It has been over 2 years since I took the plunge. Started with one idea. Failed. Moved on to another. Doing amazing with it. Underneath are some life changing experiences from my journey of shaping WebEngage into a company, the way you know it today.
About giving up
I believed in my first product. I still do. That said, I gave up pretty quick on that idea. Why? Lemme tell you a small story. The very first institutional investor who expressed interest in me and my idea was Ojas Ventures – this was way back in 2010. I didn’t even have a product at that time. Rajesh, a partner at the fund, was kind enough to meet me on a Sunday to discuss. He loved the idea. The deal didn’t go through for other reasons, but during the conversation he said: “Avlesh, majority of startups fail. Most likely yours will, as well. Let’s say you succeeded. Do you want to work against all odds and succeed by creating a small company with small returns? So much hard work, just for peanuts?” I am sure he doesn’t remember this. I thank him from the bottom of my heart because, post meeting him, I started conditioning myself to think big. The product idea had potential. It needed a bigger gestation period and could have been a decent size play. Big enough a reward for all the hard work? No. So, I gave up. It ain’t easy, believe me. But I learnt to give up. I have given up several times after that – in product meetings, in future roadmap discussions, while setting revenue targets etc. Giving up is not a bad thing. I have realized that it makes me a better human being and keeps me focused on the bigger goal of building a large company. End of the day, that’s what matters.
About giving away

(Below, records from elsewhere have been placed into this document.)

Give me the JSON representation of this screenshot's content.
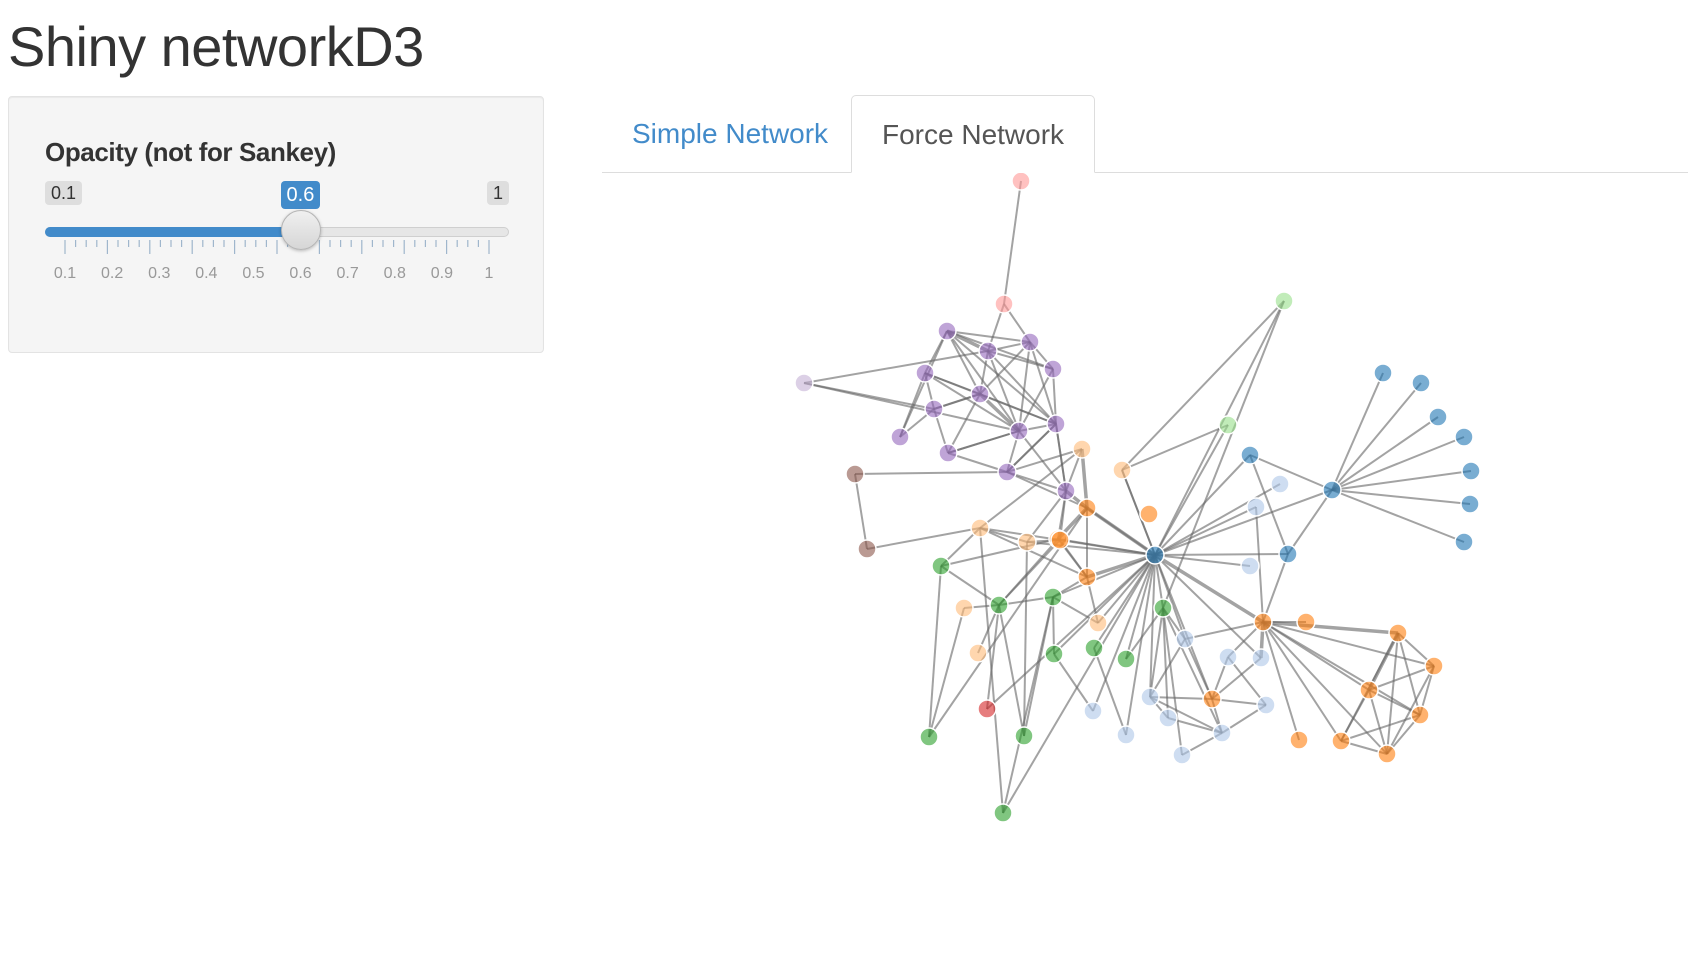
{
  "app": {
    "title": "Shiny networkD3"
  },
  "sidebar": {
    "slider": {
      "label": "Opacity (not for Sankey)",
      "min": 0.1,
      "max": 1,
      "value": 0.6,
      "min_label": "0.1",
      "max_label": "1",
      "value_label": "0.6",
      "tick_labels": [
        "0.1",
        "0.2",
        "0.3",
        "0.4",
        "0.5",
        "0.6",
        "0.7",
        "0.8",
        "0.9",
        "1"
      ]
    }
  },
  "tabs": [
    {
      "label": "Simple Network",
      "active": false
    },
    {
      "label": "Force Network",
      "active": true
    }
  ],
  "colors": {
    "accent": "#428bca",
    "link": "#666666",
    "groups": [
      "#1f77b4",
      "#aec7e8",
      "#ff7f0e",
      "#ffbb78",
      "#2ca02c",
      "#98df8a",
      "#d62728",
      "#ff9896",
      "#9467bd",
      "#c5b0d5",
      "#8c564b"
    ]
  },
  "network": {
    "opacity": 0.6
  }
}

My buddy Anand shared this with me recently – there is this corporate training guy who engages people in his company with all sort of activities. In one such session, he asked participants to breathe-in and breathe-out. He asked participants to inhale more and more without breathing out. People got choked and exhaled all of a sudden. The rationale? You can’t keep taking-in more and more. You have to give away. While the sequence of events mentioned above have nothing to do with building a company, the learning does. I have been giving away all this while during the course of building my company – equity, esops, control, sponsorship money etc. Why? Because, in the bigger scheme of things, these don’t matter. I am in the middle of hiring a very senior sales executive for our company. The guy is over 20 years in experience, has amazing credentials and capability. He is more expensive than me and my co-founder put together. So? Nothing. I am pitching hard to hire him by giving away ego, control and compensation. Point? Giving away is the only way to get more people to be a part of your dream run. It doesn’t come in easy, especially if you are born in my part of the world, but believe me it makes you a better individual.
About not giving in
WebEngage has done well. Mostly because me and my team have not slept well in the past 18 months. We (me and my co-founder Ankit) take support calls every midnight. Even today. You think that’s fun? Trust me, its not. We are rolling out significant product updates every week. You think that’s easy? No, its not. I am meeting my revenue targets month-on-month for the last 6 months. Can I continue to do that so consistently? No. Does that bother me? Yes. So, what is this all about? We work very very hard to be what we are. And we’ll need to work 10 times harder to get where we want to be in, say, 12 months from now. One needs a lot of love and support to be able to do that. In my part of the world, however, there is no dearth of cynics – very recently, one such genius wrote a blog post raising suspicion over our numbers, and several others aligned themselves to his views. For the first time, ever, did someone question my integrity. Did I get angry? Oh yes, a lot. Did I react, Oh yes. Was there a need to do it? No. That’s not giving in for you. As and when you grow, people will try to pull you back. Post this episode, I exchanged a few emails with Vijay Anand who did a great job of making me understand why I shouldn’t be giving in to such attempts. Take away? Simple, it distracts you from the bigger goal of building a large company. And then, being angry ain’t a good thing either. I have been brought up a bit differently – “you are what you stand for” kinds. So, not giving in, doesn’t come naturally to me. But then, I am really really working hard on it. Because now, I understand its importance.
That’s it my friends. There’s a lot more to share. I have kept those for later. You have my support in building your company, because I believe there’s only one way of doing it right – to do it together: https://avlesh.wordpress.com/2012/04/14/lets-build-valuable-companies-together/